[SOURCE DATA Boundary: Start]

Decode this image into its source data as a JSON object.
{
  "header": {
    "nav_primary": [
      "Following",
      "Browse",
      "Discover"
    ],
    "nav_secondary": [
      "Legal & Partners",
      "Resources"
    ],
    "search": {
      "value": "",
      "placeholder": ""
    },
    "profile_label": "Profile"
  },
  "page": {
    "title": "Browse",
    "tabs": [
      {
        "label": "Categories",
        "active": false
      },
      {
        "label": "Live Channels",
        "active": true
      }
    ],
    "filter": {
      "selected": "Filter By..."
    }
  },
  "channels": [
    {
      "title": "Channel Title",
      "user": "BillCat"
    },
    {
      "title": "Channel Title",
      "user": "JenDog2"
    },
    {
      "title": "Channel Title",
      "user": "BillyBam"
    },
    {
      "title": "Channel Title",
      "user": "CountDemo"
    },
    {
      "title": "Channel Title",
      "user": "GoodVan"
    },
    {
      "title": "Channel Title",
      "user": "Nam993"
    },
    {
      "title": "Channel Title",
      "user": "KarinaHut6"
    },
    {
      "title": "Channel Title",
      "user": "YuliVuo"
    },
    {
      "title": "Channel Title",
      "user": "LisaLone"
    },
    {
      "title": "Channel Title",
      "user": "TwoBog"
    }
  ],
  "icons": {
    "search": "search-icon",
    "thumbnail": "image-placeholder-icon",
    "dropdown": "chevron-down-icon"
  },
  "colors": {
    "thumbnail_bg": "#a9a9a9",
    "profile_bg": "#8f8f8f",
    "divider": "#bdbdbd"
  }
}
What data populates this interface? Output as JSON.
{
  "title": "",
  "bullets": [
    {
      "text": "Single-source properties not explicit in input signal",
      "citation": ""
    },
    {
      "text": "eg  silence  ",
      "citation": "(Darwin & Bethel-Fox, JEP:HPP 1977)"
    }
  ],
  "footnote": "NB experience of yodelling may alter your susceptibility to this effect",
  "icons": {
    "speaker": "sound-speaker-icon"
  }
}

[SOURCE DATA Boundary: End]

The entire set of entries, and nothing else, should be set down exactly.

Decode this image into its source data as a JSON object.
{
  "header": {
    "nav_primary": [
      "Following",
      "Browse",
      "Discover"
    ],
    "nav_secondary": [
      "Legal & Partners",
      "Resources"
    ],
    "search": {
      "value": "",
      "placeholder": ""
    },
    "profile_label": "Profile"
  },
  "page": {
    "title": "Browse",
    "tabs": [
      {
        "label": "Categories",
        "active": false
      },
      {
        "label": "Live Channels",
        "active": true
      }
    ],
    "filter": {
      "selected": "Filter By..."
    }
  },
  "channels": [
    {
      "title": "Channel Title",
      "user": "BillCat"
    },
    {
      "title": "Channel Title",
      "user": "JenDog2"
    },
    {
      "title": "Channel Title",
      "user": "BillyBam"
    },
    {
      "title": "Channel Title",
      "user": "CountDemo"
    },
    {
      "title": "Channel Title",
      "user": "GoodVan"
    },
    {
      "title": "Channel Title",
      "user": "Nam993"
    },
    {
      "title": "Channel Title",
      "user": "KarinaHut6"
    },
    {
      "title": "Channel Title",
      "user": "YuliVuo"
    },
    {
      "title": "Channel Title",
      "user": "LisaLone"
    },
    {
      "title": "Channel Title",
      "user": "TwoBog"
    }
  ],
  "icons": {
    "search": "search-icon",
    "thumbnail": "image-placeholder-icon",
    "dropdown": "chevron-down-icon"
  },
  "colors": {
    "thumbnail_bg": "#a9a9a9",
    "profile_bg": "#8f8f8f",
    "divider": "#bdbdbd"
  }
}
What data populates this interface? Output as JSON.
{
  "title": "",
  "bullets": [
    {
      "text": "Single-source properties not explicit in input signal",
      "citation": ""
    },
    {
      "text": "eg  silence  ",
      "citation": "(Darwin & Bethel-Fox, JEP:HPP 1977)"
    }
  ],
  "footnote": "NB experience of yodelling may alter your susceptibility to this effect",
  "icons": {
    "speaker": "sound-speaker-icon"
  }
}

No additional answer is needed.